* _AIM OF THE TASK_: The pictures get left out, but everything else in the listing below must be duplicated exactly.

________________________

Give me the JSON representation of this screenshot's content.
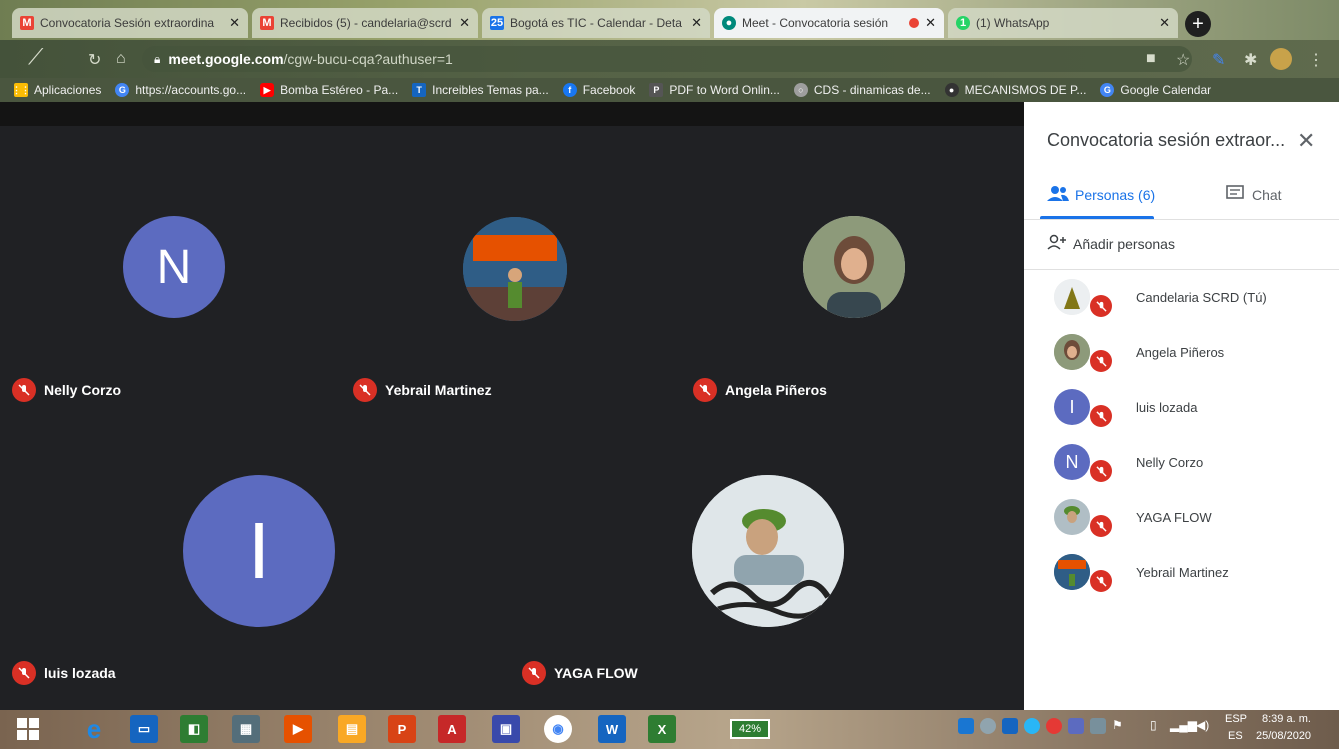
{
  "browser": {
    "tabs": [
      {
        "title": "Convocatoria Sesión extraordina",
        "favicon": "gmail-icon",
        "active": false
      },
      {
        "title": "Recibidos (5) - candelaria@scrd",
        "favicon": "gmail-icon",
        "active": false
      },
      {
        "title": "Bogotá es TIC - Calendar - Deta",
        "favicon": "calendar-icon",
        "favicon_text": "25",
        "active": false
      },
      {
        "title": "Meet - Convocatoria sesión",
        "favicon": "meet-icon",
        "active": true
      },
      {
        "title": "(1) WhatsApp",
        "favicon": "whatsapp-icon",
        "favicon_text": "1",
        "active": false
      }
    ],
    "url_host": "meet.google.com",
    "url_path": "/cgw-bucu-cqa?authuser=1",
    "bookmarks": [
      {
        "label": "Aplicaciones",
        "icon": "apps-icon",
        "color": "#fbbc04"
      },
      {
        "label": "https://accounts.go...",
        "icon": "google-icon",
        "color": "#4285f4"
      },
      {
        "label": "Bomba Estéreo - Pa...",
        "icon": "youtube-icon",
        "color": "#ff0000"
      },
      {
        "label": "Increibles Temas pa...",
        "icon": "t-icon",
        "color": "#1565c0"
      },
      {
        "label": "Facebook",
        "icon": "facebook-icon",
        "color": "#1877f2"
      },
      {
        "label": "PDF to Word Onlin...",
        "icon": "pdf-icon",
        "color": "#555555"
      },
      {
        "label": "CDS - dinamicas de...",
        "icon": "globe-icon",
        "color": "#9e9e9e"
      },
      {
        "label": "MECANISMOS DE P...",
        "icon": "mecanismos-icon",
        "color": "#333333"
      },
      {
        "label": "Google Calendar",
        "icon": "google-icon",
        "color": "#4285f4"
      }
    ]
  },
  "meet": {
    "tiles": [
      {
        "name": "Nelly Corzo",
        "initial": "N"
      },
      {
        "name": "Yebrail Martinez",
        "initial": ""
      },
      {
        "name": "Angela Piñeros",
        "initial": ""
      },
      {
        "name": "luis lozada",
        "initial": "I"
      },
      {
        "name": "YAGA FLOW",
        "initial": ""
      }
    ],
    "panel": {
      "title": "Convocatoria sesión extraor...",
      "tab_people": "Personas (6)",
      "tab_chat": "Chat",
      "add_people": "Añadir personas",
      "participants": [
        {
          "name": "Candelaria SCRD (Tú)",
          "initial": ""
        },
        {
          "name": "Angela Piñeros",
          "initial": ""
        },
        {
          "name": "luis lozada",
          "initial": "I"
        },
        {
          "name": "Nelly Corzo",
          "initial": "N"
        },
        {
          "name": "YAGA FLOW",
          "initial": ""
        },
        {
          "name": "Yebrail Martinez",
          "initial": ""
        }
      ]
    }
  },
  "taskbar": {
    "battery": "42%",
    "lang_primary": "ESP",
    "lang_secondary": "ES",
    "time": "8:39 a. m.",
    "date": "25/08/2020"
  },
  "colors": {
    "accent": "#1a73e8",
    "mic_off": "#d93025",
    "avatar_letter": "#5c6bc0"
  }
}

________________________

* _REPLY_:
Give me the JSON representation of this screenshot's content.
{
  "browser": {
    "tabs": [
      {
        "title": "Convocatoria Sesión extraordina",
        "favicon": "gmail-icon",
        "active": false
      },
      {
        "title": "Recibidos (5) - candelaria@scrd",
        "favicon": "gmail-icon",
        "active": false
      },
      {
        "title": "Bogotá es TIC - Calendar - Deta",
        "favicon": "calendar-icon",
        "favicon_text": "25",
        "active": false
      },
      {
        "title": "Meet - Convocatoria sesión",
        "favicon": "meet-icon",
        "active": true
      },
      {
        "title": "(1) WhatsApp",
        "favicon": "whatsapp-icon",
        "favicon_text": "1",
        "active": false
      }
    ],
    "url_host": "meet.google.com",
    "url_path": "/cgw-bucu-cqa?authuser=1",
    "bookmarks": [
      {
        "label": "Aplicaciones",
        "icon": "apps-icon",
        "color": "#fbbc04"
      },
      {
        "label": "https://accounts.go...",
        "icon": "google-icon",
        "color": "#4285f4"
      },
      {
        "label": "Bomba Estéreo - Pa...",
        "icon": "youtube-icon",
        "color": "#ff0000"
      },
      {
        "label": "Increibles Temas pa...",
        "icon": "t-icon",
        "color": "#1565c0"
      },
      {
        "label": "Facebook",
        "icon": "facebook-icon",
        "color": "#1877f2"
      },
      {
        "label": "PDF to Word Onlin...",
        "icon": "pdf-icon",
        "color": "#555555"
      },
      {
        "label": "CDS - dinamicas de...",
        "icon": "globe-icon",
        "color": "#9e9e9e"
      },
      {
        "label": "MECANISMOS DE P...",
        "icon": "mecanismos-icon",
        "color": "#333333"
      },
      {
        "label": "Google Calendar",
        "icon": "google-icon",
        "color": "#4285f4"
      }
    ]
  },
  "meet": {
    "tiles": [
      {
        "name": "Nelly Corzo",
        "initial": "N"
      },
      {
        "name": "Yebrail Martinez",
        "initial": ""
      },
      {
        "name": "Angela Piñeros",
        "initial": ""
      },
      {
        "name": "luis lozada",
        "initial": "I"
      },
      {
        "name": "YAGA FLOW",
        "initial": ""
      }
    ],
    "panel": {
      "title": "Convocatoria sesión extraor...",
      "tab_people": "Personas (6)",
      "tab_chat": "Chat",
      "add_people": "Añadir personas",
      "participants": [
        {
          "name": "Candelaria SCRD (Tú)",
          "initial": ""
        },
        {
          "name": "Angela Piñeros",
          "initial": ""
        },
        {
          "name": "luis lozada",
          "initial": "I"
        },
        {
          "name": "Nelly Corzo",
          "initial": "N"
        },
        {
          "name": "YAGA FLOW",
          "initial": ""
        },
        {
          "name": "Yebrail Martinez",
          "initial": ""
        }
      ]
    }
  },
  "taskbar": {
    "battery": "42%",
    "lang_primary": "ESP",
    "lang_secondary": "ES",
    "time": "8:39 a. m.",
    "date": "25/08/2020"
  },
  "colors": {
    "accent": "#1a73e8",
    "mic_off": "#d93025",
    "avatar_letter": "#5c6bc0"
  }
}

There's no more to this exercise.